Task directions:
What lines in the records below mention "plot"? List them all.
(Records to use)
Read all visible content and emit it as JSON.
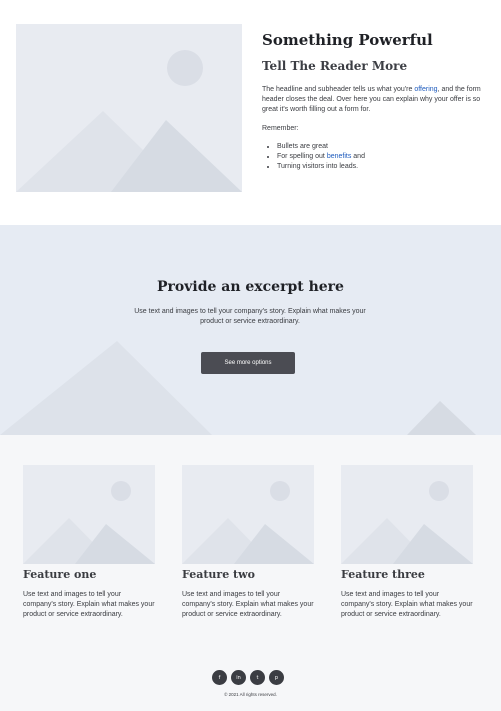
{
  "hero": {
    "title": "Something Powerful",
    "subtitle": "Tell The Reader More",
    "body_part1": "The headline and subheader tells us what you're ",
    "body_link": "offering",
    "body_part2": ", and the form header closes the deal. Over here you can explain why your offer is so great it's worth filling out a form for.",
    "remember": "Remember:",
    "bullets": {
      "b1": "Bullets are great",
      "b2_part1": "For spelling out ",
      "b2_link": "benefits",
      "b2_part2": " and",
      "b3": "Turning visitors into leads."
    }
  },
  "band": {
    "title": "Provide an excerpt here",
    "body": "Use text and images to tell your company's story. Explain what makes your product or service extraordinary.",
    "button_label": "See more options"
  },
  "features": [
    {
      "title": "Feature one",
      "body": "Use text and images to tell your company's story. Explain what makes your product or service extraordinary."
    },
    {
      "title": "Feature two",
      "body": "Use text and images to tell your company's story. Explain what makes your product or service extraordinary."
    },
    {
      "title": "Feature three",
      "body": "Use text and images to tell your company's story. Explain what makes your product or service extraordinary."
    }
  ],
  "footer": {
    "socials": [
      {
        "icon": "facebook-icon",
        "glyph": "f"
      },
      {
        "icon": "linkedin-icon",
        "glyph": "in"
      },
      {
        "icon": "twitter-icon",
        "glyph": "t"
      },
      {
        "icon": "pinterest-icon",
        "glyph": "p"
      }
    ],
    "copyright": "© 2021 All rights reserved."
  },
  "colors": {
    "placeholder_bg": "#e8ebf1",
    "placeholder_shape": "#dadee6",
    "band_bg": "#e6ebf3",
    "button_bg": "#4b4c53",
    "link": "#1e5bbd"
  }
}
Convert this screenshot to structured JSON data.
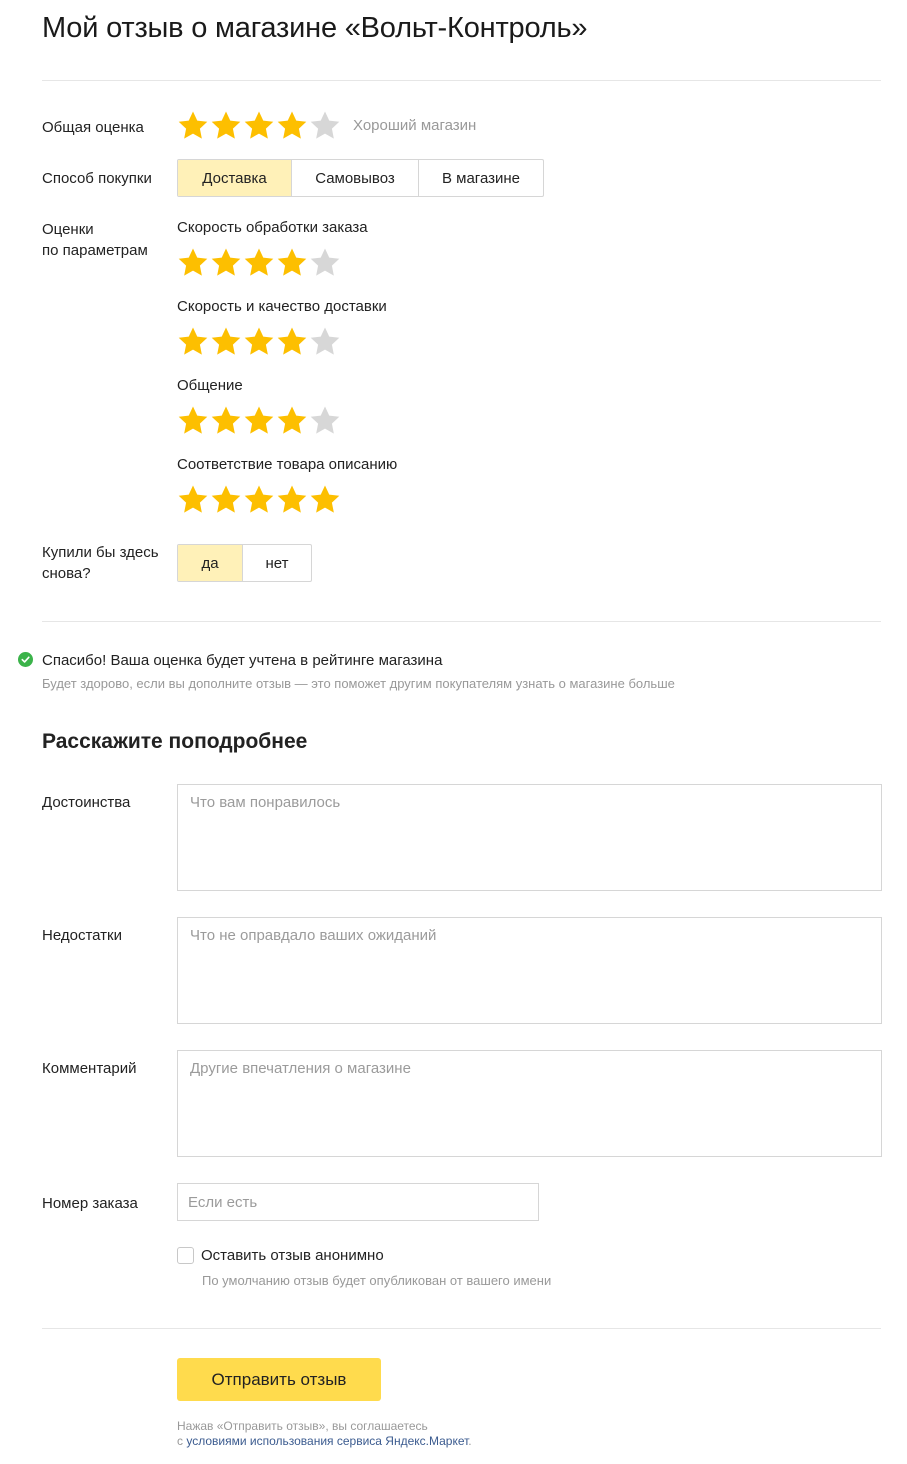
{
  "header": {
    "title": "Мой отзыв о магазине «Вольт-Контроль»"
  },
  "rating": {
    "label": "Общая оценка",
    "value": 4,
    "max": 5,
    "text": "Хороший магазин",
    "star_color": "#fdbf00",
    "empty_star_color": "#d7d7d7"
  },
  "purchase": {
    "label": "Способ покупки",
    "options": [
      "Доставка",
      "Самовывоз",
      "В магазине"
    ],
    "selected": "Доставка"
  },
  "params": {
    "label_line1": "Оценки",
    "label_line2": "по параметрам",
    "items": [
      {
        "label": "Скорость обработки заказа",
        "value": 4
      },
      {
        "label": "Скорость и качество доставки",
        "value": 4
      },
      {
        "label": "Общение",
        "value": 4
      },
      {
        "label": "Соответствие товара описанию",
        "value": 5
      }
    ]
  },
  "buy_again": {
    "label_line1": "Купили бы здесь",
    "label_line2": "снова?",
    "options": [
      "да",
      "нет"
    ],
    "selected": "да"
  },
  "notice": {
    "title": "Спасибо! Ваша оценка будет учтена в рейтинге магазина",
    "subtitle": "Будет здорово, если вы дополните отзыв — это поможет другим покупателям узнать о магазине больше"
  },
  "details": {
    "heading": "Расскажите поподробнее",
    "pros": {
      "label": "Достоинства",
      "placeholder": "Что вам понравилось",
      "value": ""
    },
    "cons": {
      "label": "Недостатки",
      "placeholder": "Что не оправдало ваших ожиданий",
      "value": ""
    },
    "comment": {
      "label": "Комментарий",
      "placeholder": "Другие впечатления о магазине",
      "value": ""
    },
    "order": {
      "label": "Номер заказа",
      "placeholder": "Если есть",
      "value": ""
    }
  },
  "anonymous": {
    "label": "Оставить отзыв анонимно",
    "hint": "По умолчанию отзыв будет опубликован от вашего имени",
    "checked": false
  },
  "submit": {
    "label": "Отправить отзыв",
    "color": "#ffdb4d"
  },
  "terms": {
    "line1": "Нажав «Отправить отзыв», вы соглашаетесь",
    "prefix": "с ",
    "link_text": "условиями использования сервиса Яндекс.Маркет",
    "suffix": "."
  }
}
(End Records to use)
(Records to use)
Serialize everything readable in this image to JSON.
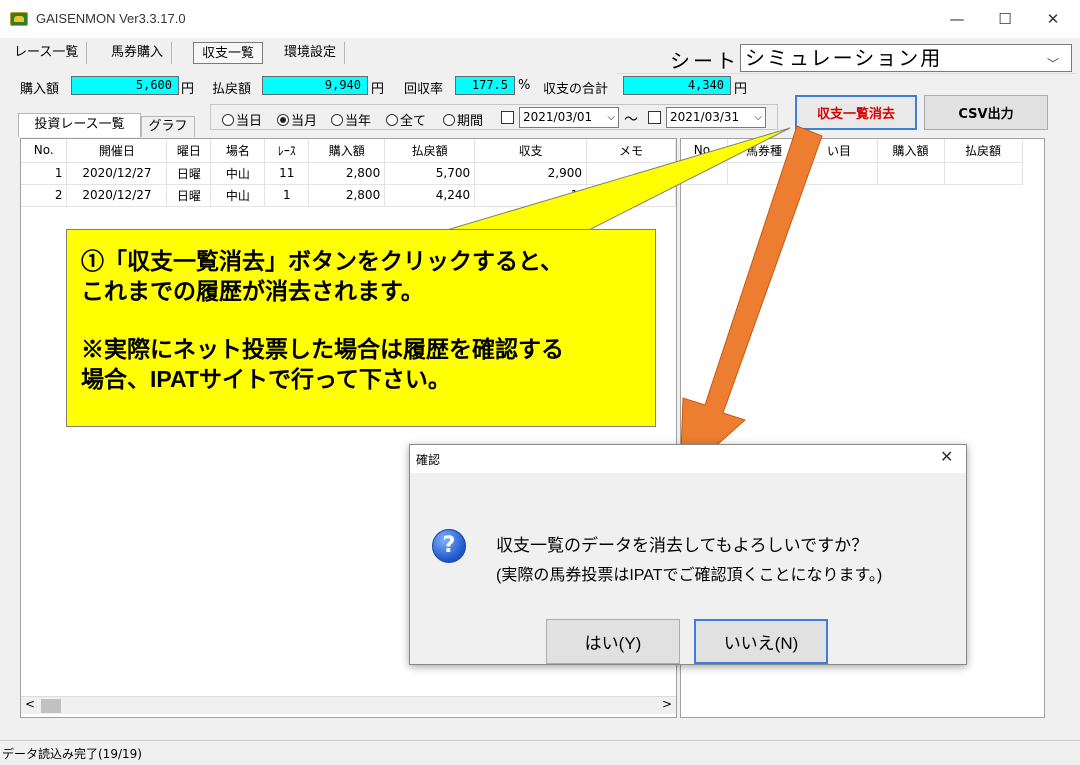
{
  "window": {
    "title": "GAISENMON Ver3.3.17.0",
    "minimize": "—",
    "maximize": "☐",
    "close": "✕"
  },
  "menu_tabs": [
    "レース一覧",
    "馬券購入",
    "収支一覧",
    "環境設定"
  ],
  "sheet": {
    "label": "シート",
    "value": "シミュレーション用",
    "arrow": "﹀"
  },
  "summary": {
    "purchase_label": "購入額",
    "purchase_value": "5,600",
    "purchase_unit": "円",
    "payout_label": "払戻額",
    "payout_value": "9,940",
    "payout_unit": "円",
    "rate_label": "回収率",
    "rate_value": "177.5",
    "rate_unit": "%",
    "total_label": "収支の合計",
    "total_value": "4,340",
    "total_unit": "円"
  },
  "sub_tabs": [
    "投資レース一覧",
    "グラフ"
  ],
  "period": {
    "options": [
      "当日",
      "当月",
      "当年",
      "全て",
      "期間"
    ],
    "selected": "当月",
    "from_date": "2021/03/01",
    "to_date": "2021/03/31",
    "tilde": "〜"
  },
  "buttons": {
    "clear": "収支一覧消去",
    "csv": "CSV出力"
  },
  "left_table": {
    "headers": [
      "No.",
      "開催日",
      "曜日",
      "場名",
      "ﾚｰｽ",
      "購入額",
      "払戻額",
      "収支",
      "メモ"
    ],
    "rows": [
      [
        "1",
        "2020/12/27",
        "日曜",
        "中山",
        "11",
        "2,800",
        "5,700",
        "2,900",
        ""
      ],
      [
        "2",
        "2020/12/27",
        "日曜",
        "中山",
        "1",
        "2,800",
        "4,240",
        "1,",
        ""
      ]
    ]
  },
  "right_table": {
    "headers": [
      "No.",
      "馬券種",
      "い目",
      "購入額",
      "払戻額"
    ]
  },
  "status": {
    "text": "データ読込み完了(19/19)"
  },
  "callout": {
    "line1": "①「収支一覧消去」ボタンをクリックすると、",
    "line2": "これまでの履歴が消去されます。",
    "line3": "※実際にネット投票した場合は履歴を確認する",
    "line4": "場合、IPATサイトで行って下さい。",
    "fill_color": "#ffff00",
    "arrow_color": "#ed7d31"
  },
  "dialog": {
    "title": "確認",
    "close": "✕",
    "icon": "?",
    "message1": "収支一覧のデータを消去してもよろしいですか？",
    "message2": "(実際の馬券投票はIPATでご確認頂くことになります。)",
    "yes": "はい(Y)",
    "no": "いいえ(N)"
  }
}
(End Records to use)
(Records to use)
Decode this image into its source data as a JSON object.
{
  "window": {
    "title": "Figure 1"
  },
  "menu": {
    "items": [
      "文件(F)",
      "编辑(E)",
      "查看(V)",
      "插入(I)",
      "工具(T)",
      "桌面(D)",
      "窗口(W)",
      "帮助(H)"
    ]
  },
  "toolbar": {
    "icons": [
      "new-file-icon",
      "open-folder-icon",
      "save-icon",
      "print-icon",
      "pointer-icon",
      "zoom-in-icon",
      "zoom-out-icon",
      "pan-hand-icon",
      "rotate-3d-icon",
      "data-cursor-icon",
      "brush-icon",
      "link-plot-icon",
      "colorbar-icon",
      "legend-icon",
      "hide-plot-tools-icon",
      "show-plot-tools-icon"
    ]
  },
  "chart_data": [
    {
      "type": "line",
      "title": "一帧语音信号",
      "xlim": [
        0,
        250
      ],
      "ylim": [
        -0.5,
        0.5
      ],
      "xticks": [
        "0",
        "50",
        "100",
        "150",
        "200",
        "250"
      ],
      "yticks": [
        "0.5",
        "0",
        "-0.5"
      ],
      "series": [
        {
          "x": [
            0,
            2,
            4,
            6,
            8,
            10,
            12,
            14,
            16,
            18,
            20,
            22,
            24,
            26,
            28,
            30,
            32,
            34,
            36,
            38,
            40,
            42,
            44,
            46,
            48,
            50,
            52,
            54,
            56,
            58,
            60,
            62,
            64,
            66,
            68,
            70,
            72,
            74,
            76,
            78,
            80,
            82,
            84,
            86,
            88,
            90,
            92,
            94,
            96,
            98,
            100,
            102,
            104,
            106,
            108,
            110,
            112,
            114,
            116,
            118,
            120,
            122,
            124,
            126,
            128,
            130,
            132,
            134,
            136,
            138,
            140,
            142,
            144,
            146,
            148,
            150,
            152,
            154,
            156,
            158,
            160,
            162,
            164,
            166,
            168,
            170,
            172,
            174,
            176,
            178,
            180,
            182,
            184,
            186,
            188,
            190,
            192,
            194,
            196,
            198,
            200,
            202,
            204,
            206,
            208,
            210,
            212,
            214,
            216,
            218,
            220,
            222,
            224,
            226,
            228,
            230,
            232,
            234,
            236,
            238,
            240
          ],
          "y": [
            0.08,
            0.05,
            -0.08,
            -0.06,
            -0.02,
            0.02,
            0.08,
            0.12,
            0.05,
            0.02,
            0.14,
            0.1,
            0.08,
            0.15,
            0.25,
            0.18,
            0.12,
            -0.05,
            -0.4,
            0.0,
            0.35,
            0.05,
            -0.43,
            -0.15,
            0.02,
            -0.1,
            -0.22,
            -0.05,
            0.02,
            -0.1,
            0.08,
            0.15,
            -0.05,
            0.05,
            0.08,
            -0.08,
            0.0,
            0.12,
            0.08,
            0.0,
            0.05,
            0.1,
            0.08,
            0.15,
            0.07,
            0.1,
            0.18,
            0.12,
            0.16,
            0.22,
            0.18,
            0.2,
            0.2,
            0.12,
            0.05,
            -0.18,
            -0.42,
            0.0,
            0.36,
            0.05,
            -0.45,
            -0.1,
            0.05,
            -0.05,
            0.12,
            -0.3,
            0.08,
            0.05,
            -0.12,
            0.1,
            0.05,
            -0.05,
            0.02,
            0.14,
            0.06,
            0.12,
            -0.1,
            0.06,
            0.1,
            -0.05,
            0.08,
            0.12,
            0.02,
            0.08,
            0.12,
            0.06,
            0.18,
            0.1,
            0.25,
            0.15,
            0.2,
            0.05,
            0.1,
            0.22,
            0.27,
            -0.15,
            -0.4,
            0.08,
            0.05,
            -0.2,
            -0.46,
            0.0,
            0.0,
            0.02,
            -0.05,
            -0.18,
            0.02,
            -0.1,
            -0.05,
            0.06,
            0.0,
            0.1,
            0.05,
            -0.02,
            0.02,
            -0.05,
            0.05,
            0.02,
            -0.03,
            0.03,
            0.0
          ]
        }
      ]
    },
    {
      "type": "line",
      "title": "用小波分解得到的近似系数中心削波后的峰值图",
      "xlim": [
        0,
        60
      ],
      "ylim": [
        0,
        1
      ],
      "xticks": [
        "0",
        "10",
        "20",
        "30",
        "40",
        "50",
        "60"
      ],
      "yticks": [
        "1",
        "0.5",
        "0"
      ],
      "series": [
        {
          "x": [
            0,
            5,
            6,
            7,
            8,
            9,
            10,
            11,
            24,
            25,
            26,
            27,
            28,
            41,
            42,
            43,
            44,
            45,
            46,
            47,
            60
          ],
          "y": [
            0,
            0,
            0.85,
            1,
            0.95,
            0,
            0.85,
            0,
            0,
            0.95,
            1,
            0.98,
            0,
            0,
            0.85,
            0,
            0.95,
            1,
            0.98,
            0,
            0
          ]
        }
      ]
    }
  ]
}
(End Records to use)
Answer to the problem:
      "link-plot-icon",
      "hide-plot-tools-icon",
      "show-plot-tools-icon"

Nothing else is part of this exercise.